## The data
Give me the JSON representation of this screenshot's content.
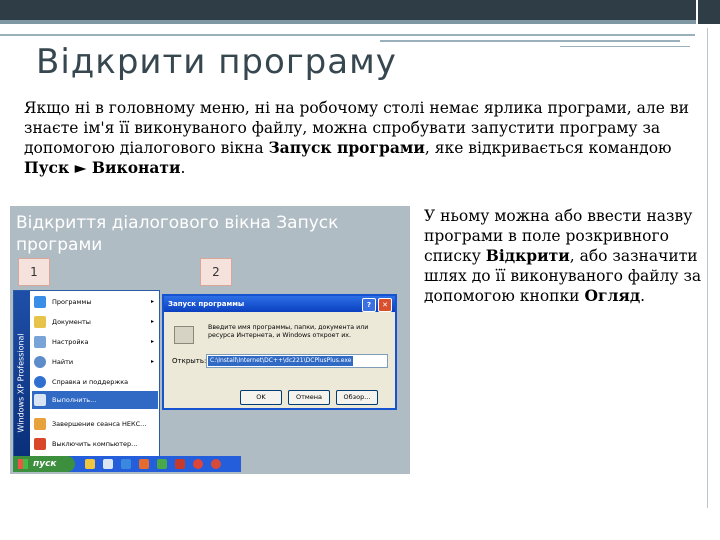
{
  "slide": {
    "title": "Відкрити програму",
    "intro_part1": "Якщо ні в головному меню, ні на робочому столі немає ярлика програми, але ви знаєте ім'я її виконуваного файлу, можна спробувати запустити програму за допомогою діалогового вікна ",
    "intro_bold1": "Запуск програми",
    "intro_part2": ", яке відкривається командою ",
    "intro_bold2": "Пуск ► Виконати",
    "intro_part3": ".",
    "right_part1": "У ньому можна або ввести назву програми в поле розкривного списку ",
    "right_bold1": "Відкрити",
    "right_part2": ", або зазначити шлях до її виконуваного файлу за допомогою кнопки ",
    "right_bold2": "Огляд",
    "right_part3": "."
  },
  "screenshot": {
    "caption": "Відкриття діалогового вікна Запуск програми",
    "step1": "1",
    "step2": "2",
    "start_menu": {
      "side_label": "Windows XP Professional",
      "items": [
        {
          "label": "Программы",
          "arrow": "▸"
        },
        {
          "label": "Документы",
          "arrow": "▸"
        },
        {
          "label": "Настройка",
          "arrow": "▸"
        },
        {
          "label": "Найти",
          "arrow": "▸"
        },
        {
          "label": "Справка и поддержка",
          "arrow": ""
        },
        {
          "label": "Выполнить...",
          "arrow": ""
        },
        {
          "label": "Завершение сеанса НЕКС...",
          "arrow": ""
        },
        {
          "label": "Выключить компьютер...",
          "arrow": ""
        }
      ]
    },
    "taskbar": {
      "start_label": "пуск"
    },
    "dialog": {
      "title": "Запуск программы",
      "help_btn": "?",
      "close_btn": "✕",
      "description": "Введите имя программы, папки, документа или ресурса Интернета, и Windows откроет их.",
      "open_label": "Открыть:",
      "open_value": "C:\\Install\\Internet\\DC++\\dc221\\DCPlusPlus.exe",
      "ok": "OK",
      "cancel": "Отмена",
      "browse": "Обзор..."
    }
  },
  "colors": {
    "title": "#37474f",
    "accent_bar": "#2f3e46",
    "image_bg": "#b0bcc4",
    "selection": "#316ac5"
  }
}
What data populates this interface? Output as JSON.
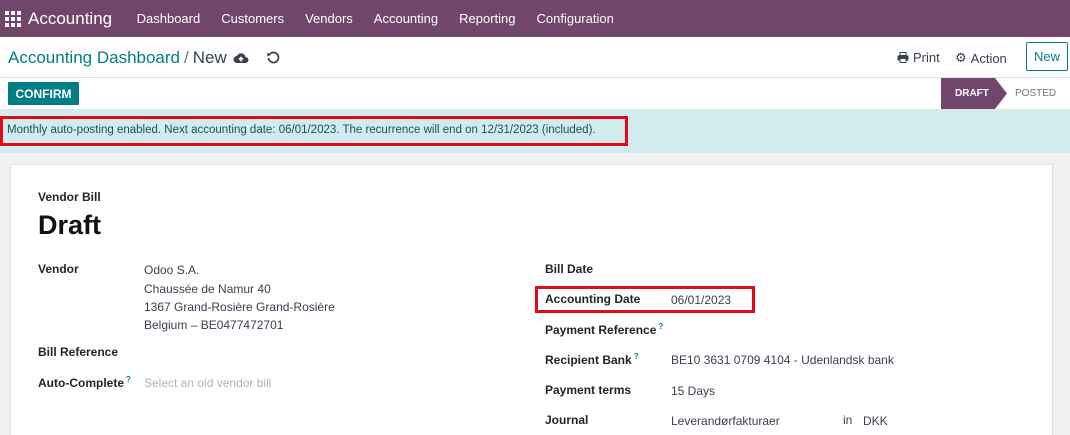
{
  "navbar": {
    "brand": "Accounting",
    "items": [
      "Dashboard",
      "Customers",
      "Vendors",
      "Accounting",
      "Reporting",
      "Configuration"
    ]
  },
  "control": {
    "breadcrumb_parent": "Accounting Dashboard",
    "breadcrumb_separator": "/",
    "breadcrumb_current": "New",
    "print_label": "Print",
    "action_label": "Action",
    "new_label": "New"
  },
  "statusbar": {
    "confirm_label": "CONFIRM",
    "stages": [
      "DRAFT",
      "POSTED"
    ],
    "active_stage": "DRAFT"
  },
  "banner": {
    "text": "Monthly auto-posting enabled. Next accounting date: 06/01/2023. The recurrence will end on 12/31/2023 (included)."
  },
  "form": {
    "doc_type": "Vendor Bill",
    "title": "Draft",
    "vendor_label": "Vendor",
    "vendor_lines": [
      "Odoo S.A.",
      "Chaussée de Namur 40",
      "1367 Grand-Rosière Grand-Rosière",
      "Belgium – BE0477472701"
    ],
    "bill_reference_label": "Bill Reference",
    "auto_complete_label": "Auto-Complete",
    "auto_complete_tip": "?",
    "auto_complete_placeholder": "Select an old vendor bill",
    "bill_date_label": "Bill Date",
    "accounting_date_label": "Accounting Date",
    "accounting_date_value": "06/01/2023",
    "payment_reference_label": "Payment Reference",
    "payment_reference_tip": "?",
    "recipient_bank_label": "Recipient Bank",
    "recipient_bank_tip": "?",
    "recipient_bank_value": "BE10 3631 0709 4104 - Udenlandsk bank",
    "payment_terms_label": "Payment terms",
    "payment_terms_value": "15 Days",
    "journal_label": "Journal",
    "journal_value": "Leverandørfakturaer",
    "journal_in": "in",
    "journal_currency": "DKK"
  },
  "colors": {
    "navbar": "#71466a",
    "primary": "#017e84",
    "banner": "#d2ebee",
    "highlight": "#e00d16"
  },
  "icons": [
    "apps-grid-icon",
    "cloud-upload-icon",
    "undo-icon",
    "print-icon",
    "gear-icon"
  ]
}
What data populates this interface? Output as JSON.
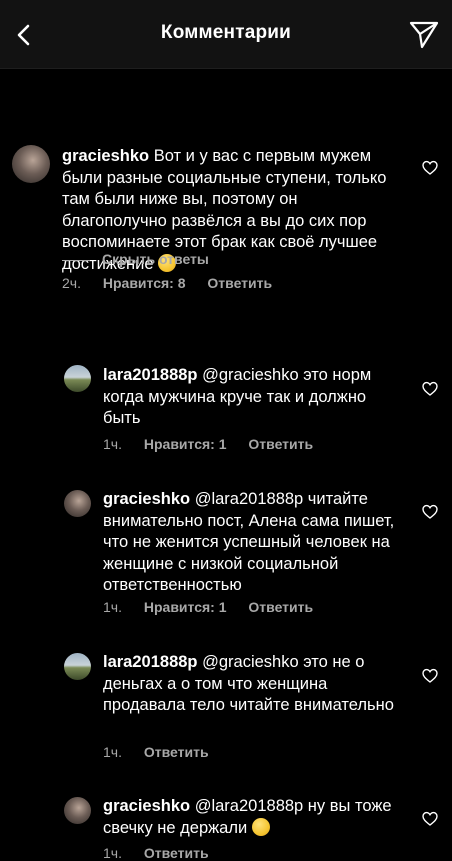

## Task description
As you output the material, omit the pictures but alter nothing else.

## The answer
Give me the JSON representation of this screenshot's content.
{
  "slide": {
    "title": "Відкрити програму",
    "intro_part1": "Якщо ні в головному меню, ні на робочому столі немає ярлика програми, але ви знаєте ім'я її виконуваного файлу, можна спробувати запустити програму за допомогою діалогового вікна ",
    "intro_bold1": "Запуск програми",
    "intro_part2": ", яке відкривається командою ",
    "intro_bold2": "Пуск ► Виконати",
    "intro_part3": ".",
    "right_part1": "У ньому можна або ввести назву програми в поле розкривного списку ",
    "right_bold1": "Відкрити",
    "right_part2": ", або зазначити шлях до її виконуваного файлу за допомогою кнопки ",
    "right_bold2": "Огляд",
    "right_part3": "."
  },
  "screenshot": {
    "caption": "Відкриття діалогового вікна Запуск програми",
    "step1": "1",
    "step2": "2",
    "start_menu": {
      "side_label": "Windows XP Professional",
      "items": [
        {
          "label": "Программы",
          "arrow": "▸"
        },
        {
          "label": "Документы",
          "arrow": "▸"
        },
        {
          "label": "Настройка",
          "arrow": "▸"
        },
        {
          "label": "Найти",
          "arrow": "▸"
        },
        {
          "label": "Справка и поддержка",
          "arrow": ""
        },
        {
          "label": "Выполнить...",
          "arrow": ""
        },
        {
          "label": "Завершение сеанса НЕКС...",
          "arrow": ""
        },
        {
          "label": "Выключить компьютер...",
          "arrow": ""
        }
      ]
    },
    "taskbar": {
      "start_label": "пуск"
    },
    "dialog": {
      "title": "Запуск программы",
      "help_btn": "?",
      "close_btn": "✕",
      "description": "Введите имя программы, папки, документа или ресурса Интернета, и Windows откроет их.",
      "open_label": "Открыть:",
      "open_value": "C:\\Install\\Internet\\DC++\\dc221\\DCPlusPlus.exe",
      "ok": "OK",
      "cancel": "Отмена",
      "browse": "Обзор..."
    }
  },
  "colors": {
    "title": "#37474f",
    "accent_bar": "#2f3e46",
    "image_bg": "#b0bcc4",
    "selection": "#316ac5"
  }
}
What data populates this interface? Output as JSON.
{
  "navbar": {
    "brand": "Accounting",
    "items": [
      "Dashboard",
      "Customers",
      "Vendors",
      "Accounting",
      "Reporting",
      "Configuration"
    ]
  },
  "control": {
    "breadcrumb_parent": "Accounting Dashboard",
    "breadcrumb_separator": "/",
    "breadcrumb_current": "New",
    "print_label": "Print",
    "action_label": "Action",
    "new_label": "New"
  },
  "statusbar": {
    "confirm_label": "CONFIRM",
    "stages": [
      "DRAFT",
      "POSTED"
    ],
    "active_stage": "DRAFT"
  },
  "banner": {
    "text": "Monthly auto-posting enabled. Next accounting date: 06/01/2023. The recurrence will end on 12/31/2023 (included)."
  },
  "form": {
    "doc_type": "Vendor Bill",
    "title": "Draft",
    "vendor_label": "Vendor",
    "vendor_lines": [
      "Odoo S.A.",
      "Chaussée de Namur 40",
      "1367 Grand-Rosière Grand-Rosière",
      "Belgium – BE0477472701"
    ],
    "bill_reference_label": "Bill Reference",
    "auto_complete_label": "Auto-Complete",
    "auto_complete_tip": "?",
    "auto_complete_placeholder": "Select an old vendor bill",
    "bill_date_label": "Bill Date",
    "accounting_date_label": "Accounting Date",
    "accounting_date_value": "06/01/2023",
    "payment_reference_label": "Payment Reference",
    "payment_reference_tip": "?",
    "recipient_bank_label": "Recipient Bank",
    "recipient_bank_tip": "?",
    "recipient_bank_value": "BE10 3631 0709 4104 - Udenlandsk bank",
    "payment_terms_label": "Payment terms",
    "payment_terms_value": "15 Days",
    "journal_label": "Journal",
    "journal_value": "Leverandørfakturaer",
    "journal_in": "in",
    "journal_currency": "DKK"
  },
  "colors": {
    "navbar": "#71466a",
    "primary": "#017e84",
    "banner": "#d2ebee",
    "highlight": "#e00d16"
  },
  "icons": [
    "apps-grid-icon",
    "cloud-upload-icon",
    "undo-icon",
    "print-icon",
    "gear-icon"
  ]
}
What data populates this interface? Output as JSON.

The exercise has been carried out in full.